Over the last few weeks I’ve been studying the book of Hosea which I’ve likened to a world-class expedition up Mount Everest. As I’ve read and thought, it’s been as though the air has been getting thinner and basic, cognitive movement noticeably harder.
Up Mount Hosea, previous points of reference in the Christians’ walk are easily covered in deep snow with a sense of disorientation lurking in the knowledge that this book is a big deal – though we’re not quite sure why – and a prophetic one that may function to unlock new aspects of the nature of God to us…if we will only let it.
I think there is a danger in reading Hosea: that you might fall in love with God so deeply and helplessly that you find yourself surrendering the entirety of your life for the sake of Another. Not the way humanity tends to default within Christianity: “this far God…but, please, no further.”
As though rising as the highest peak within the Himalayan roof, I absolutely believe that Hosea’s life is the highest prophetic summit we have to climb (depth to plumb) as the ferociously beating centre of the heart of God remains, waits and even longs to be discovered.
You can read my previous posts in the Hosea series STARTING HERE as I fumble around at base camp like a Bear Grylls wannabe trying to set up my tent in hurricane winds.
Facing Our Adultery
The previous posts have their own particular focus as I’ve made my way up some initial ascents of chapters 1 and 2 and started to peer over towards chapter 3 and now beyond.
Today, I want to put on a superhuman cape like some kind of otherworldly scribe and survey the whole of chapters 3/4 through to 10, all at once…and quickly.
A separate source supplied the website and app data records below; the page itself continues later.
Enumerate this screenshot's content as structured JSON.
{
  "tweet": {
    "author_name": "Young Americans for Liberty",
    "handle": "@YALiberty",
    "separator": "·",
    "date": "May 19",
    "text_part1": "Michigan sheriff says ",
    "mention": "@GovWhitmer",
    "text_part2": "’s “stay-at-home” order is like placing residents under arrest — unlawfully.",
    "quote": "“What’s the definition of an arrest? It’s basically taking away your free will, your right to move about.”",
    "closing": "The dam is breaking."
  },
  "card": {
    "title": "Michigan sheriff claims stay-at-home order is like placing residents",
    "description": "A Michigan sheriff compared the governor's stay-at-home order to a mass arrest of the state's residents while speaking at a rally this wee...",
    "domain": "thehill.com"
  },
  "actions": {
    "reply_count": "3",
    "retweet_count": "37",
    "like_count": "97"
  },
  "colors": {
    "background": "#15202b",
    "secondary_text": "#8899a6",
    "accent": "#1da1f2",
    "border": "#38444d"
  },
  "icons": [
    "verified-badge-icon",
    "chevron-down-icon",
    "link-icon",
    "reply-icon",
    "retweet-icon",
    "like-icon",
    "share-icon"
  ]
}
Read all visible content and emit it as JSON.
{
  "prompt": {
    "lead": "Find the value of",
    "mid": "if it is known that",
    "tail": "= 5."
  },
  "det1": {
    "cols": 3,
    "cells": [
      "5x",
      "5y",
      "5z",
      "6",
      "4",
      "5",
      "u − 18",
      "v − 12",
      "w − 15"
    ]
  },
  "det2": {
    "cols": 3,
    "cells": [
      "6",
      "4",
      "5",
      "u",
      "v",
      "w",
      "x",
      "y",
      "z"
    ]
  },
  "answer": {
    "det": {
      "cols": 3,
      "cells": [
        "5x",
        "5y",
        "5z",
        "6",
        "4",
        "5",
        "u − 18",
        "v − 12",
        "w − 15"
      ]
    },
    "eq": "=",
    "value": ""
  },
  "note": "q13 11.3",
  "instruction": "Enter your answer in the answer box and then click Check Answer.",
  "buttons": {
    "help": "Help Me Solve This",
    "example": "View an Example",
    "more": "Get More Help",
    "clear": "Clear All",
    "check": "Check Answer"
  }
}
Yes, it’s a big task but I aim to write succinctly and with one major thought in mind:
In coming to know God as Hosea knew Him, in climbing high enough to throw our own flag into the Everest summit, of taking a three-thousand-like selfie on Instagram from the top of the world, we must both acknowledge our own Gomer-esque adultery and yet receive still our own adopted identity from the heart of Jesus: of perfect, holy loveliness.
>>READ HOSEA 3-10. 20 minutes<<
Like me, you’ll notice that there is a gargantuan ‘struggle’ in the heart of God in these chapters: the struggle for Him to love Israel as a Husband should love a wife, considering the heinous extent of their spiritual adultery and their flagrant disregard of the holy covenant with Yahweh.
God struggles because He is both infinitely loving and eternally righteous and one was not possible for Israel without the other. Indeed, there could be no new life without death.
In chapter 8, God pronounces punishment and Israel are pictured as ‘reaping the whirlwind’ of their unfaithfulness as a consequence.
Along with the tender picture of the particularly painful tragedy of a corrupted Ephraim as the youngest, frailest, most vulnerable of all Israeli tribes, this whirlwind punishment from the heart of God is the main motif of judgment running through these 7 chapters.
We must highlight and ponder the heart of God as it churns in response to His bride’s promiscuity, as it oscillates like an indecisive wave sequence through both loving compassion and enraged justice.
I think this is the point
Before we move on to the heady heights of chapter 11 next week – of God’s unbelievable love, grace and restorative justice – I think it’s vital to acclimatise to this struggle in the heart God while we climb.
Doesn’t the biblical, prophetic book of Hosea invite us to spend some time reflecting and thinking about the kind of God who would not only return to His repeatedly unfaithful wife but Who would do so time and time again in such a way as to heal their prostitution and adultery and to finally woo us into whole-hearted love?
If you’ve read this with me, if you’re reading Hosea, why don’t you join me in spending the next 7 days in silently reflecting every day for 30 minutes on the God who would be perfectly justified in walking away from each of us every time we have ever turned to our own sinful way, but who instead personifies forgiving faithfulness in the midst of such betrayal by standing by our side and tenderly holding our hand.
This is our wooing God.
This is our difficult-to-take-in-God.
This is our surely-too-good-to-be-true-God.
This is the only God.
Chapter 11 is coming.